Will this too require the disabled child to fit a certain criteria having one of several syndromes or diseases to qualify. I'm wondering where this leaves the undiagnosed rare child with a debilitating illness and global developmental delays.
As my child’s growth and abilities change so too do her developmental needs.
This month alone physio and occupational therapists have discussed recommended and tried to source funding for the following equipment/aides.
A standing frame (to place child in an upright position weight bearing on hips and promoting core strength –RRP $4,842.00
A corner chair (to assist child in a seated position to promote head and neck control along with muscle tone. RRP $515.00
A wheel chair (to assist child in transportation safely to assist in mobility, posture and full body/head support $16,000.00
A ceiling hoist (to assist child in and out of bath tub and bed preventing strain and injury to the carer) RRP $7,000.00 (bathroom alone)
Disability comes at a cruel cost to those who can least afford it, the equipment required is only to assist daily lives, the luxury is the joy of moving forward in life and society.
those lacking funding will source charitable organisations and once funds are received the long waiting periods sometimes years will most often mean circumstances have changed, children have grown and that crucial piece of life changing equipment has already outgrown its owner
Which brings me back to my question… Shouldn’t funding be based upon the individual themselves rather than the diagnosis?
Our little girl was two months old when she had her first seizure, first they came fortnightly, then weekly and then daily, continuously!
she has had such extensive testing by some of the most highly regarded medical minds, her DNA sent across the world for research, to date there is little evidence to suggest an answer will come.
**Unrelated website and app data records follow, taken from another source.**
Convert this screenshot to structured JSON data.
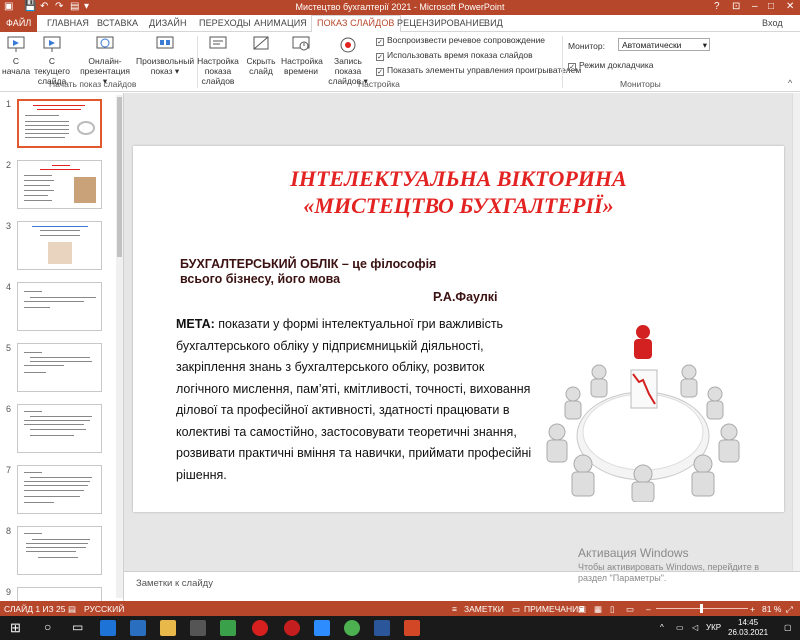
{
  "window": {
    "title": "Мистецтво бухгалтерії 2021 - Microsoft PowerPoint",
    "signin": "Вход"
  },
  "tabs": [
    "ФАЙЛ",
    "ГЛАВНАЯ",
    "ВСТАВКА",
    "ДИЗАЙН",
    "ПЕРЕХОДЫ",
    "АНИМАЦИЯ",
    "ПОКАЗ СЛАЙДОВ",
    "РЕЦЕНЗИРОВАНИЕ",
    "ВИД"
  ],
  "ribbon": {
    "start_group": {
      "label": "Начать показ слайдов",
      "buttons": [
        {
          "line1": "С",
          "line2": "начала"
        },
        {
          "line1": "С текущего",
          "line2": "слайда"
        },
        {
          "line1": "Онлайн-",
          "line2": "презентация ▾"
        },
        {
          "line1": "Произвольный",
          "line2": "показ ▾"
        }
      ]
    },
    "setup_group": {
      "label": "Настройка",
      "buttons": [
        {
          "line1": "Настройка",
          "line2": "показа слайдов"
        },
        {
          "line1": "Скрыть",
          "line2": "слайд"
        },
        {
          "line1": "Настройка",
          "line2": "времени"
        },
        {
          "line1": "Запись показа",
          "line2": "слайдов ▾"
        }
      ],
      "checks": [
        {
          "label": "Воспроизвести речевое сопровождение",
          "checked": true
        },
        {
          "label": "Использовать время показа слайдов",
          "checked": true
        },
        {
          "label": "Показать элементы управления проигрывателем",
          "checked": true
        }
      ]
    },
    "monitors_group": {
      "label": "Мониторы",
      "monitor_label": "Монитор:",
      "monitor_value": "Автоматически",
      "presenter_label": "Режим докладчика",
      "presenter_checked": true
    }
  },
  "thumbnails": [
    "1",
    "2",
    "3",
    "4",
    "5",
    "6",
    "7",
    "8",
    "9"
  ],
  "slide": {
    "title1": "ІНТЕЛЕКТУАЛЬНА ВІКТОРИНА",
    "title2": "«МИСТЕЦТВО БУХГАЛТЕРІЇ»",
    "subtitle1": "БУХГАЛТЕРСЬКИЙ ОБЛІК – це філософія",
    "subtitle2": "всього бізнесу, його мова",
    "author": "Р.А.Фаулкі",
    "goal_label": "МЕТА:",
    "goal_text": "показати у формі інтелектуальної гри важливість бухгалтерського обліку у підприємницькій діяльності, закріплення знань з бухгалтерського обліку, розвиток логічного мислення, пам’яті, кмітливості, точності, виховання ділової та професійної активності, здатності працювати в колективі та самостійно, застосовувати теоретичні знання, розвивати практичні вміння та навички, приймати професійні  рішення."
  },
  "notes_placeholder": "Заметки к слайду",
  "activation": {
    "line1": "Активация Windows",
    "line2": "Чтобы активировать Windows, перейдите в",
    "line3": "раздел \"Параметры\"."
  },
  "status": {
    "slide": "СЛАЙД 1 ИЗ 25",
    "lang": "РУССКИЙ",
    "notes": "ЗАМЕТКИ",
    "comments": "ПРИМЕЧАНИЯ",
    "zoom": "81 %"
  },
  "tray": {
    "lang": "УКР",
    "time": "14:45",
    "date": "26.03.2021"
  },
  "colors": {
    "accent": "#b7472a",
    "title_red": "#e32222"
  }
}
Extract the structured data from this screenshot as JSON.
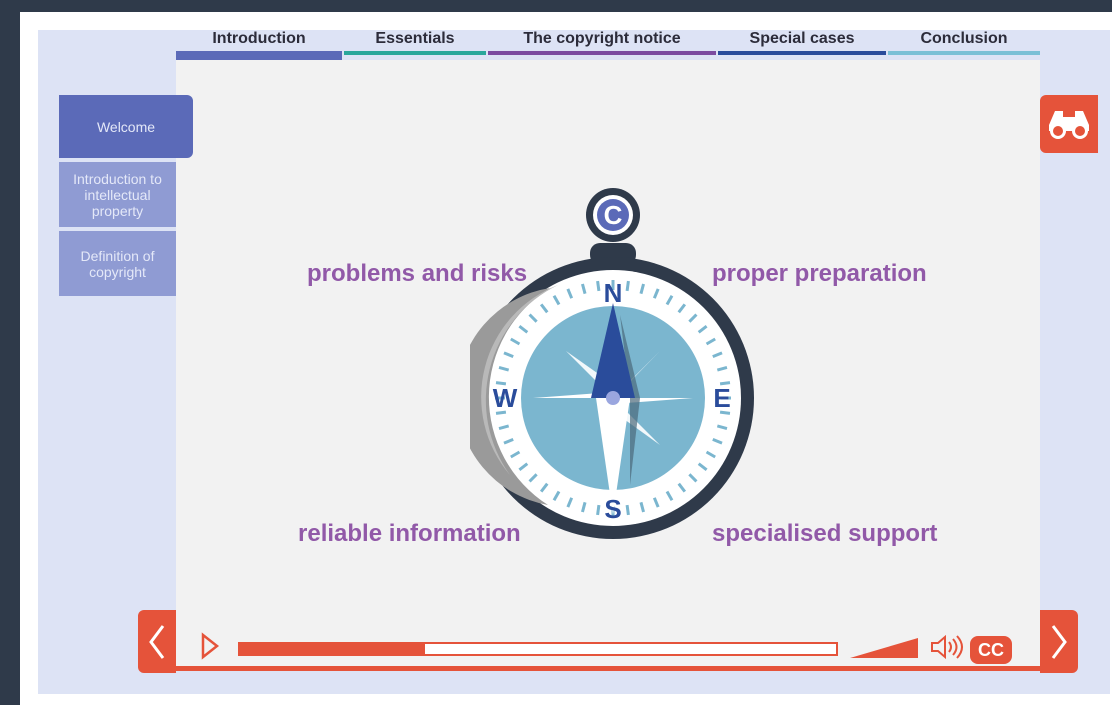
{
  "tabs": [
    {
      "label": "Introduction",
      "color": "#5b6ab8",
      "active": true
    },
    {
      "label": "Essentials",
      "color": "#2aa79b",
      "active": false
    },
    {
      "label": "The copyright notice",
      "color": "#7c4ba0",
      "active": false
    },
    {
      "label": "Special cases",
      "color": "#2a4c9b",
      "active": false
    },
    {
      "label": "Conclusion",
      "color": "#7bc0d6",
      "active": false
    }
  ],
  "sidebar": {
    "items": [
      {
        "label": "Welcome",
        "active": true
      },
      {
        "label": "Introduction to intellectual property",
        "active": false
      },
      {
        "label": "Definition of copyright",
        "active": false
      }
    ]
  },
  "compass": {
    "symbol": "C",
    "north": "N",
    "south": "S",
    "east": "E",
    "west": "W",
    "labels": {
      "top_left": "problems and risks",
      "top_right": "proper preparation",
      "bottom_left": "reliable information",
      "bottom_right": "specialised support"
    }
  },
  "player": {
    "progress": 0.31,
    "cc_label": "CC",
    "icons": {
      "prev": "chevron-left-icon",
      "play": "play-icon",
      "volume": "volume-icon",
      "next": "chevron-right-icon",
      "search": "binoculars-icon"
    }
  },
  "colors": {
    "accent": "#e5533a",
    "label_purple": "#9159a8",
    "compass_dark": "#2f3a4a"
  }
}
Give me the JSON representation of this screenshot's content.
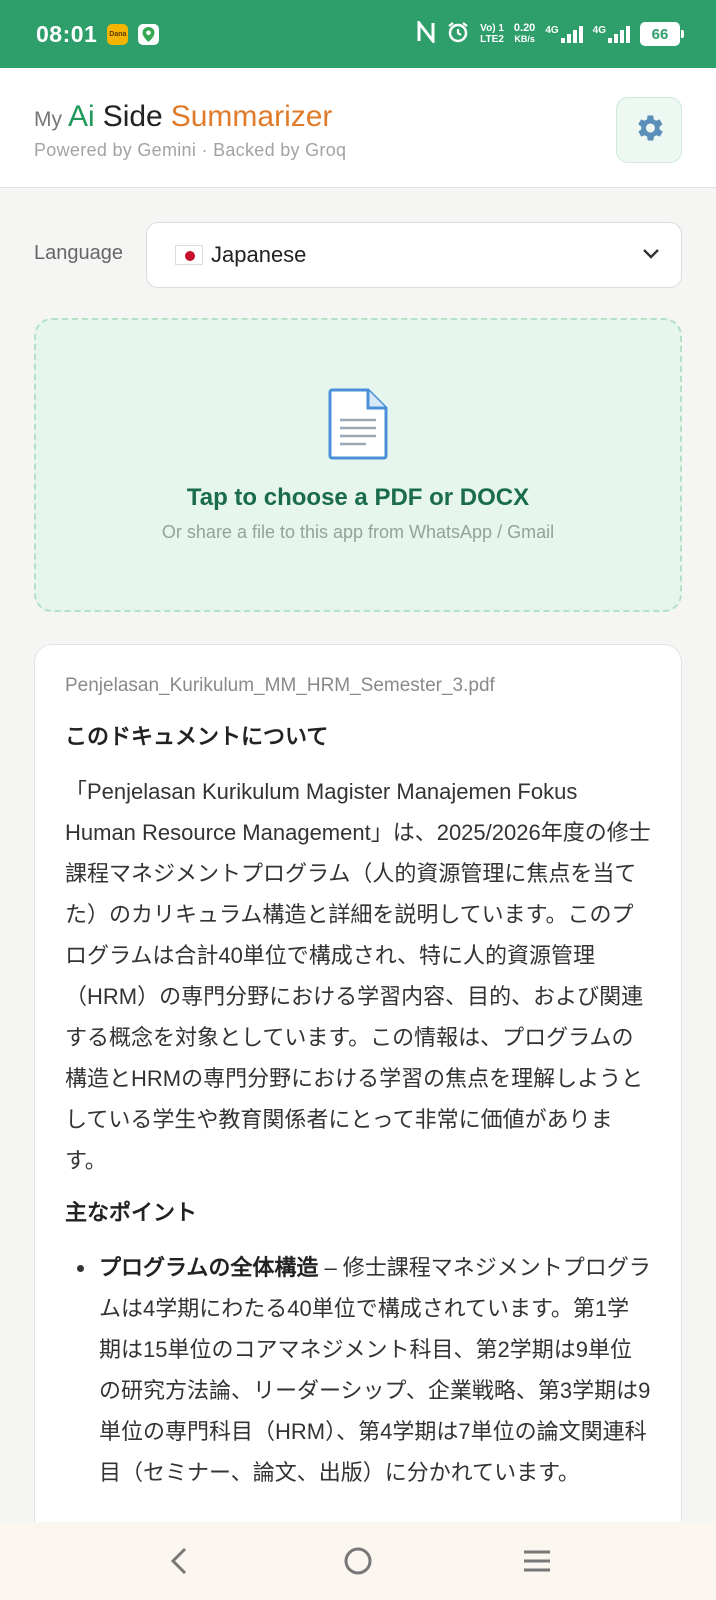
{
  "status_bar": {
    "time": "08:01",
    "dana_icon": "Dana",
    "network_text": "Vo) 1\nLTE2",
    "speed_value": "0.20",
    "speed_unit": "KB/s",
    "net_gen_1": "4G",
    "net_gen_2": "4G",
    "battery": "66"
  },
  "header": {
    "title_my": "My",
    "title_ai": "Ai",
    "title_side": "Side",
    "title_summarizer": "Summarizer",
    "subtitle": "Powered by Gemini · Backed by Groq",
    "settings_icon": "gear-icon"
  },
  "language": {
    "label": "Language",
    "flag": "japan-flag",
    "selected": "Japanese"
  },
  "upload": {
    "title": "Tap to choose a PDF or DOCX",
    "hint": "Or share a file to this app from WhatsApp / Gmail"
  },
  "result": {
    "file_name": "Penjelasan_Kurikulum_MM_HRM_Semester_3.pdf",
    "heading_about": "このドキュメントについて",
    "about_paragraph": "「Penjelasan Kurikulum Magister Manajemen Fokus Human Resource Management」は、2025/2026年度の修士課程マネジメントプログラム（人的資源管理に焦点を当てた）のカリキュラム構造と詳細を説明しています。このプログラムは合計40単位で構成され、特に人的資源管理（HRM）の専門分野における学習内容、目的、および関連する概念を対象としています。この情報は、プログラムの構造とHRMの専門分野における学習の焦点を理解しようとしている学生や教育関係者にとって非常に価値があります。",
    "heading_points": "主なポイント",
    "points": [
      {
        "title": "プログラムの全体構造",
        "text": " – 修士課程マネジメントプログラムは4学期にわたる40単位で構成されています。第1学期は15単位のコアマネジメント科目、第2学期は9単位の研究方法論、リーダーシップ、企業戦略、第3学期は9単位の専門科目（HRM）、第4学期は7単位の論文関連科目（セミナー、論文、出版）に分かれています。"
      }
    ]
  },
  "nav": {
    "back": "back-icon",
    "home": "home-icon",
    "recents": "menu-icon"
  },
  "colors": {
    "status_green": "#2e9e6b",
    "ai_green": "#1f9a5a",
    "summarizer_orange": "#e07b2a",
    "upload_title": "#1b6b4d"
  }
}
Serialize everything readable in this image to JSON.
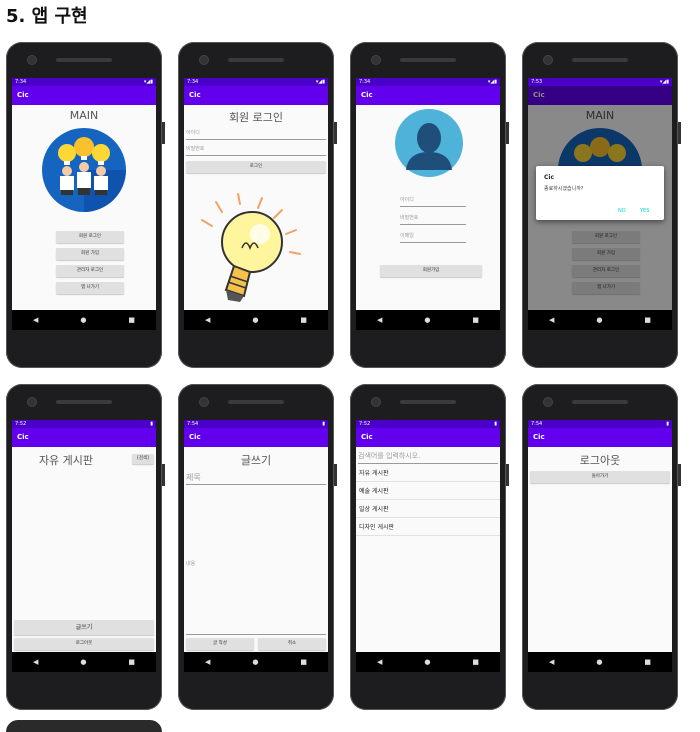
{
  "heading": "5. 앱 구현",
  "status_times": [
    "7:34",
    "7:34",
    "7:34",
    "7:53",
    "7:52",
    "7:54",
    "7:52",
    "7:54"
  ],
  "app_title": "Cic",
  "colors": {
    "appbar": "#6200ee",
    "statusbar": "#4a00c8",
    "accent": "#03dac5"
  },
  "screen1": {
    "title": "MAIN",
    "buttons": [
      "회원 로그인",
      "회원 가입",
      "관리자 로그인",
      "앱 나가기"
    ]
  },
  "screen2": {
    "title": "회원 로그인",
    "id_placeholder": "아이디",
    "pw_placeholder": "비밀번호",
    "login_button": "로그인"
  },
  "screen3": {
    "fields": [
      "아이디",
      "비밀번호",
      "이메일"
    ],
    "register_button": "회원가입"
  },
  "screen4": {
    "title": "MAIN",
    "dialog_title": "Cic",
    "dialog_message": "종료하시겠습니까?",
    "dialog_no": "NO",
    "dialog_yes": "YES",
    "buttons": [
      "회원 로그인",
      "회원 가입",
      "관리자 로그인",
      "앱 나가기"
    ]
  },
  "screen5": {
    "title": "자유 게시판",
    "small_button": "[검색]",
    "write_button": "글쓰기",
    "logout_button": "로그아웃"
  },
  "screen6": {
    "title": "글쓰기",
    "subject_placeholder": "제목",
    "content_placeholder": "내용",
    "submit_button": "글 작성",
    "cancel_button": "취소"
  },
  "screen7": {
    "search_placeholder": "검색어를 입력하시오.",
    "boards": [
      "자유 게시판",
      "예술 게시판",
      "일상 게시판",
      "디자인 게시판"
    ]
  },
  "screen8": {
    "title": "로그아웃",
    "back_button": "돌아가기"
  }
}
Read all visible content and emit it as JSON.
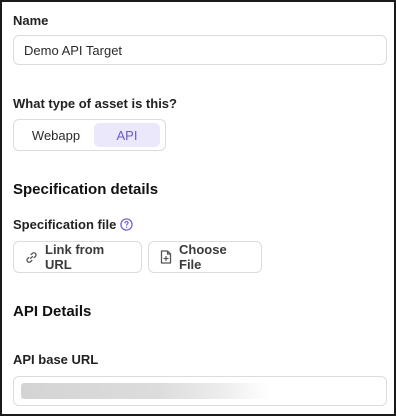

She is our little medical mystery, no one is able to pinpoint just where the seizures are coming from, why they present so differently or why they even occur. We are told the disease behind the seizures is what’s taking her away, although it's faceless, nameless and we may never know its identity, we are told children who display these signs are less likely to see their teenage years, the condition thought to be degenerative.
Our little girl is unable to sit, crawl, walk or talk she has low muscle tone poor head control and is medicated and fed through a feeding tube
our little girl continues to fight each day, and we continue to be in awe of every little fighter we have had the pleasure to meet, hear their story, their quest for a quality of life.
The child with a disability is a teacher, a believer, a fighter, a beautiful innocence and the most precious gift to this world deserving every chance for the best possible life.
Which again brings me back to the topic… of government funding.
We ask no more than anyone else for their child, just to live with some form of happiness and normality! This should not be so hard to fight for.
Please consider making the change to make every life count, our rare
Children need your help
The family of a rare child with an undiagnosed syndrome and a hope for a brighter tomorrow
#NDIS #timeforchange #rare